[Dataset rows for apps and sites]
⁂

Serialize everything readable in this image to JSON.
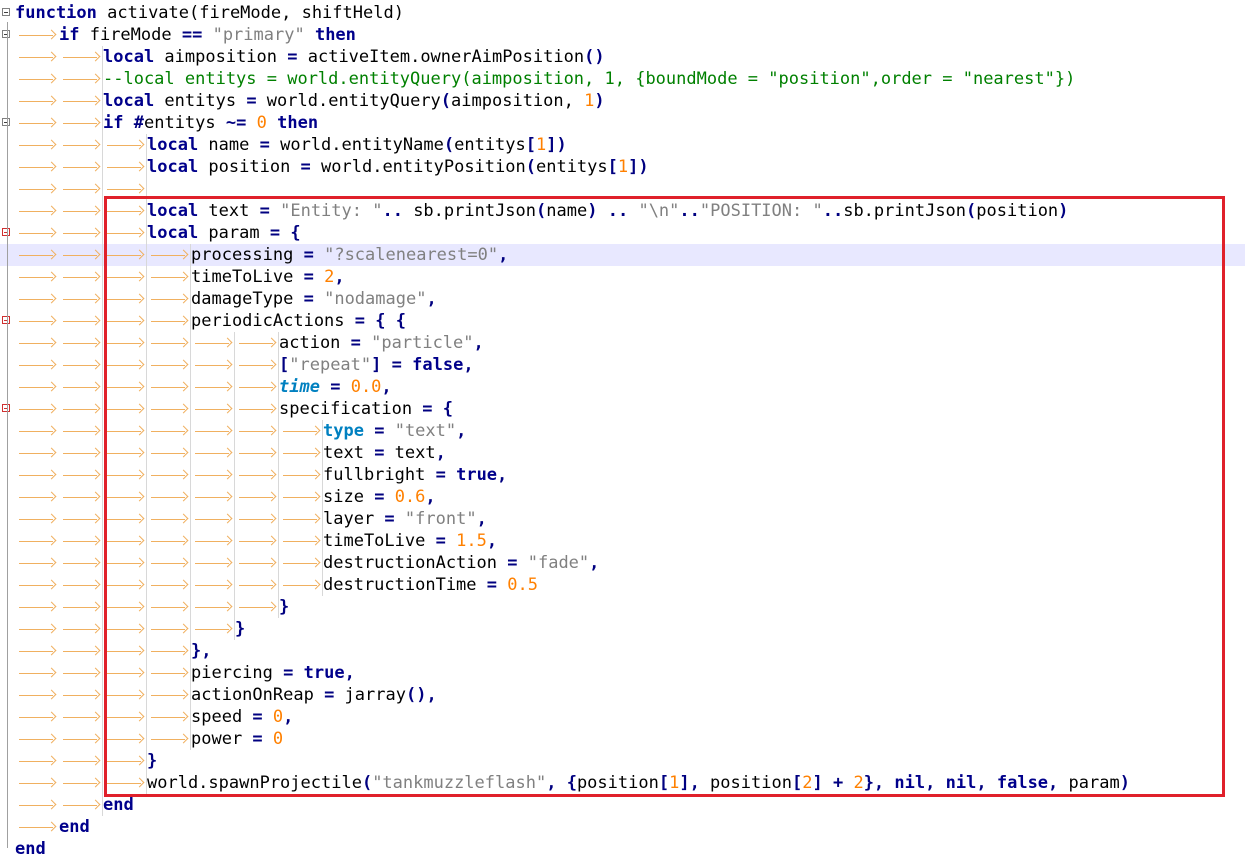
{
  "editor": {
    "language": "lua",
    "current_line_index": 11,
    "lines": [
      {
        "indent": 0,
        "fold": "open",
        "tokens": [
          [
            "k",
            "function"
          ],
          [
            "f",
            " activate(fireMode, shiftHeld)"
          ]
        ]
      },
      {
        "indent": 1,
        "fold": "open",
        "tokens": [
          [
            "k",
            "if"
          ],
          [
            "f",
            " fireMode "
          ],
          [
            "o",
            "=="
          ],
          [
            "f",
            " "
          ],
          [
            "s",
            "\"primary\""
          ],
          [
            "f",
            " "
          ],
          [
            "k",
            "then"
          ]
        ]
      },
      {
        "indent": 2,
        "tokens": [
          [
            "k",
            "local"
          ],
          [
            "f",
            " aimposition "
          ],
          [
            "o",
            "="
          ],
          [
            "f",
            " activeItem.ownerAimPosition"
          ],
          [
            "o",
            "()"
          ]
        ]
      },
      {
        "indent": 2,
        "tokens": [
          [
            "c",
            "--local entitys = world.entityQuery(aimposition, 1, {boundMode = \"position\",order = \"nearest\"})"
          ]
        ]
      },
      {
        "indent": 2,
        "tokens": [
          [
            "k",
            "local"
          ],
          [
            "f",
            " entitys "
          ],
          [
            "o",
            "="
          ],
          [
            "f",
            " world.entityQuery"
          ],
          [
            "o",
            "("
          ],
          [
            "f",
            "aimposition, "
          ],
          [
            "n",
            "1"
          ],
          [
            "o",
            ")"
          ]
        ]
      },
      {
        "indent": 2,
        "fold": "open",
        "tokens": [
          [
            "k",
            "if"
          ],
          [
            "f",
            " "
          ],
          [
            "o",
            "#"
          ],
          [
            "f",
            "entitys "
          ],
          [
            "o",
            "~="
          ],
          [
            "f",
            " "
          ],
          [
            "n",
            "0"
          ],
          [
            "f",
            " "
          ],
          [
            "k",
            "then"
          ]
        ]
      },
      {
        "indent": 3,
        "tokens": [
          [
            "k",
            "local"
          ],
          [
            "f",
            " name "
          ],
          [
            "o",
            "="
          ],
          [
            "f",
            " world.entityName"
          ],
          [
            "o",
            "("
          ],
          [
            "f",
            "entitys"
          ],
          [
            "o",
            "["
          ],
          [
            "n",
            "1"
          ],
          [
            "o",
            "])"
          ]
        ]
      },
      {
        "indent": 3,
        "tokens": [
          [
            "k",
            "local"
          ],
          [
            "f",
            " position "
          ],
          [
            "o",
            "="
          ],
          [
            "f",
            " world.entityPosition"
          ],
          [
            "o",
            "("
          ],
          [
            "f",
            "entitys"
          ],
          [
            "o",
            "["
          ],
          [
            "n",
            "1"
          ],
          [
            "o",
            "])"
          ]
        ]
      },
      {
        "indent": 3,
        "tokens": []
      },
      {
        "indent": 3,
        "tokens": [
          [
            "k",
            "local"
          ],
          [
            "f",
            " text "
          ],
          [
            "o",
            "="
          ],
          [
            "f",
            " "
          ],
          [
            "s",
            "\"Entity: \""
          ],
          [
            "o",
            ".."
          ],
          [
            "f",
            " sb.printJson"
          ],
          [
            "o",
            "("
          ],
          [
            "f",
            "name"
          ],
          [
            "o",
            ")"
          ],
          [
            "f",
            " "
          ],
          [
            "o",
            ".."
          ],
          [
            "f",
            " "
          ],
          [
            "s",
            "\"\\n\""
          ],
          [
            "o",
            ".."
          ],
          [
            "s",
            "\"POSITION: \""
          ],
          [
            "o",
            ".."
          ],
          [
            "f",
            "sb.printJson"
          ],
          [
            "o",
            "("
          ],
          [
            "f",
            "position"
          ],
          [
            "o",
            ")"
          ]
        ]
      },
      {
        "indent": 3,
        "fold": "open-red",
        "tokens": [
          [
            "k",
            "local"
          ],
          [
            "f",
            " param "
          ],
          [
            "o",
            "="
          ],
          [
            "f",
            " "
          ],
          [
            "o",
            "{"
          ]
        ]
      },
      {
        "indent": 4,
        "tokens": [
          [
            "f",
            "processing "
          ],
          [
            "o",
            "="
          ],
          [
            "f",
            " "
          ],
          [
            "s",
            "\"?scalenearest=0\""
          ],
          [
            "o",
            ","
          ]
        ]
      },
      {
        "indent": 4,
        "tokens": [
          [
            "f",
            "timeToLive "
          ],
          [
            "o",
            "="
          ],
          [
            "f",
            " "
          ],
          [
            "n",
            "2"
          ],
          [
            "o",
            ","
          ]
        ]
      },
      {
        "indent": 4,
        "tokens": [
          [
            "f",
            "damageType "
          ],
          [
            "o",
            "="
          ],
          [
            "f",
            " "
          ],
          [
            "s",
            "\"nodamage\""
          ],
          [
            "o",
            ","
          ]
        ]
      },
      {
        "indent": 4,
        "fold": "open-red",
        "tokens": [
          [
            "f",
            "periodicActions "
          ],
          [
            "o",
            "="
          ],
          [
            "f",
            " "
          ],
          [
            "o",
            "{"
          ],
          [
            "f",
            " "
          ],
          [
            "o",
            "{"
          ]
        ]
      },
      {
        "indent": 6,
        "tokens": [
          [
            "f",
            "action "
          ],
          [
            "o",
            "="
          ],
          [
            "f",
            " "
          ],
          [
            "s",
            "\"particle\""
          ],
          [
            "o",
            ","
          ]
        ]
      },
      {
        "indent": 6,
        "tokens": [
          [
            "o",
            "["
          ],
          [
            "s",
            "\"repeat\""
          ],
          [
            "o",
            "]"
          ],
          [
            "f",
            " "
          ],
          [
            "o",
            "="
          ],
          [
            "f",
            " "
          ],
          [
            "k",
            "false"
          ],
          [
            "o",
            ","
          ]
        ]
      },
      {
        "indent": 6,
        "tokens": [
          [
            "kb",
            "time"
          ],
          [
            "f",
            " "
          ],
          [
            "o",
            "="
          ],
          [
            "f",
            " "
          ],
          [
            "n",
            "0.0"
          ],
          [
            "o",
            ","
          ]
        ]
      },
      {
        "indent": 6,
        "fold": "open-red",
        "tokens": [
          [
            "f",
            "specification "
          ],
          [
            "o",
            "="
          ],
          [
            "f",
            " "
          ],
          [
            "o",
            "{"
          ]
        ]
      },
      {
        "indent": 7,
        "tokens": [
          [
            "kt",
            "type"
          ],
          [
            "f",
            " "
          ],
          [
            "o",
            "="
          ],
          [
            "f",
            " "
          ],
          [
            "s",
            "\"text\""
          ],
          [
            "o",
            ","
          ]
        ]
      },
      {
        "indent": 7,
        "tokens": [
          [
            "f",
            "text "
          ],
          [
            "o",
            "="
          ],
          [
            "f",
            " text"
          ],
          [
            "o",
            ","
          ]
        ]
      },
      {
        "indent": 7,
        "tokens": [
          [
            "f",
            "fullbright "
          ],
          [
            "o",
            "="
          ],
          [
            "f",
            " "
          ],
          [
            "k",
            "true"
          ],
          [
            "o",
            ","
          ]
        ]
      },
      {
        "indent": 7,
        "tokens": [
          [
            "f",
            "size "
          ],
          [
            "o",
            "="
          ],
          [
            "f",
            " "
          ],
          [
            "n",
            "0.6"
          ],
          [
            "o",
            ","
          ]
        ]
      },
      {
        "indent": 7,
        "tokens": [
          [
            "f",
            "layer "
          ],
          [
            "o",
            "="
          ],
          [
            "f",
            " "
          ],
          [
            "s",
            "\"front\""
          ],
          [
            "o",
            ","
          ]
        ]
      },
      {
        "indent": 7,
        "tokens": [
          [
            "f",
            "timeToLive "
          ],
          [
            "o",
            "="
          ],
          [
            "f",
            " "
          ],
          [
            "n",
            "1.5"
          ],
          [
            "o",
            ","
          ]
        ]
      },
      {
        "indent": 7,
        "tokens": [
          [
            "f",
            "destructionAction "
          ],
          [
            "o",
            "="
          ],
          [
            "f",
            " "
          ],
          [
            "s",
            "\"fade\""
          ],
          [
            "o",
            ","
          ]
        ]
      },
      {
        "indent": 7,
        "tokens": [
          [
            "f",
            "destructionTime "
          ],
          [
            "o",
            "="
          ],
          [
            "f",
            " "
          ],
          [
            "n",
            "0.5"
          ]
        ]
      },
      {
        "indent": 6,
        "tokens": [
          [
            "o",
            "}"
          ]
        ]
      },
      {
        "indent": 5,
        "tokens": [
          [
            "o",
            "}"
          ]
        ]
      },
      {
        "indent": 4,
        "tokens": [
          [
            "o",
            "},"
          ]
        ]
      },
      {
        "indent": 4,
        "tokens": [
          [
            "f",
            "piercing "
          ],
          [
            "o",
            "="
          ],
          [
            "f",
            " "
          ],
          [
            "k",
            "true"
          ],
          [
            "o",
            ","
          ]
        ]
      },
      {
        "indent": 4,
        "tokens": [
          [
            "f",
            "actionOnReap "
          ],
          [
            "o",
            "="
          ],
          [
            "f",
            " jarray"
          ],
          [
            "o",
            "(),"
          ]
        ]
      },
      {
        "indent": 4,
        "tokens": [
          [
            "f",
            "speed "
          ],
          [
            "o",
            "="
          ],
          [
            "f",
            " "
          ],
          [
            "n",
            "0"
          ],
          [
            "o",
            ","
          ]
        ]
      },
      {
        "indent": 4,
        "tokens": [
          [
            "f",
            "power "
          ],
          [
            "o",
            "="
          ],
          [
            "f",
            " "
          ],
          [
            "n",
            "0"
          ]
        ]
      },
      {
        "indent": 3,
        "tokens": [
          [
            "o",
            "}"
          ]
        ]
      },
      {
        "indent": 3,
        "tokens": [
          [
            "f",
            "world.spawnProjectile"
          ],
          [
            "o",
            "("
          ],
          [
            "s",
            "\"tankmuzzleflash\""
          ],
          [
            "o",
            ","
          ],
          [
            "f",
            " "
          ],
          [
            "o",
            "{"
          ],
          [
            "f",
            "position"
          ],
          [
            "o",
            "["
          ],
          [
            "n",
            "1"
          ],
          [
            "o",
            "],"
          ],
          [
            "f",
            " position"
          ],
          [
            "o",
            "["
          ],
          [
            "n",
            "2"
          ],
          [
            "o",
            "]"
          ],
          [
            "f",
            " "
          ],
          [
            "o",
            "+"
          ],
          [
            "f",
            " "
          ],
          [
            "n",
            "2"
          ],
          [
            "o",
            "},"
          ],
          [
            "f",
            " "
          ],
          [
            "k",
            "nil"
          ],
          [
            "o",
            ","
          ],
          [
            "f",
            " "
          ],
          [
            "k",
            "nil"
          ],
          [
            "o",
            ","
          ],
          [
            "f",
            " "
          ],
          [
            "k",
            "false"
          ],
          [
            "o",
            ","
          ],
          [
            "f",
            " param"
          ],
          [
            "o",
            ")"
          ]
        ]
      },
      {
        "indent": 2,
        "tokens": [
          [
            "k",
            "end"
          ]
        ]
      },
      {
        "indent": 1,
        "tokens": [
          [
            "k",
            "end"
          ]
        ]
      },
      {
        "indent": 0,
        "tokens": [
          [
            "k",
            "end"
          ]
        ]
      }
    ]
  },
  "annotation": {
    "box_color": "#e0202a"
  },
  "colors": {
    "keyword": "#00008b",
    "string": "#808080",
    "number": "#ff8000",
    "comment": "#008000",
    "indent_arrow": "#f0b060",
    "fold_red": "#d03030",
    "current_line_bg": "#e8e8ff"
  }
}
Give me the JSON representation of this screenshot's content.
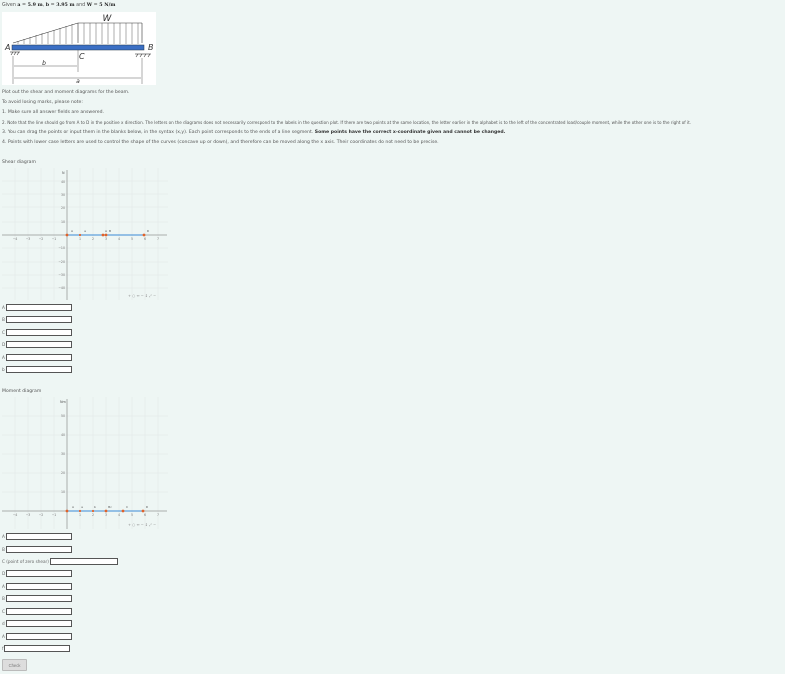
{
  "given": {
    "prefix": "Given",
    "a_sym": "a",
    "a_val": "5.9 m",
    "b_sym": "b",
    "b_val": "3.95 m",
    "and": "and",
    "w_sym": "W",
    "w_val": "5 N/m"
  },
  "figure": {
    "load_label": "W",
    "left_label": "A",
    "right_label": "B",
    "mid_label": "C",
    "dim_b": "b",
    "dim_a": "a"
  },
  "instructions": {
    "plot": "Plot out the shear and moment diagrams for the beam.",
    "avoid": "To avoid losing marks, please note:",
    "n1": "1. Make sure all answer fields are answered.",
    "n2": "2. Note that the line should go from A to D in the positive x direction. The letters on the diagrams does not necessarily correspond to the labels in the question plot. If there are two points at the same location, the letter earlier in the alphabet is to the left of the concentrated load/couple moment, while the other one is to the right of it.",
    "n3_plain": "3. You can drag the points or input them in the blanks below, in the syntax (x,y). Each point corresponds to the ends of a line segment.",
    "n3_bold": "Some points have the correct x-coordinate given and cannot be changed.",
    "n4": "4. Points with lower case letters are used to control the shape of the curves (concave up or down), and therefore can be moved along the x axis. Their coordinates do not need to be precise."
  },
  "shear": {
    "title": "Shear diagram",
    "y_axis_label": "N",
    "y_ticks": [
      "40",
      "30",
      "20",
      "10",
      "−10",
      "−20",
      "−30",
      "−40"
    ],
    "x_ticks": [
      "−4",
      "−3",
      "−2",
      "−1",
      "1",
      "2",
      "3",
      "4",
      "5",
      "6",
      "7"
    ],
    "points": [
      "A",
      "a",
      "A",
      "B",
      "D"
    ],
    "controls": "+ ○ ↔ − ↕ ⤢ −",
    "fields": [
      "A",
      "B",
      "C",
      "D",
      "A",
      "b"
    ]
  },
  "moment": {
    "title": "Moment diagram",
    "y_axis_label": "Nm",
    "y_ticks": [
      "50",
      "40",
      "30",
      "20",
      "10"
    ],
    "x_ticks": [
      "−4",
      "−3",
      "−2",
      "−1",
      "1",
      "2",
      "3",
      "4",
      "5",
      "6",
      "7"
    ],
    "points": [
      "A",
      "a",
      "b",
      "Bc",
      "C",
      "D"
    ],
    "controls": "+ ○ ↔ − ↕ ⤢ −",
    "fields": [
      "A",
      "B",
      "C (point of zero shear)",
      "D",
      "A",
      "B",
      "C",
      "d",
      "A",
      "f"
    ]
  },
  "check_label": "Check",
  "colors": {
    "point": "#e0622a",
    "line": "#3a8ad6",
    "beam": "#3b6fc4"
  }
}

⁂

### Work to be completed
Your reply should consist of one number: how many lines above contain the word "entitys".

### Response area
5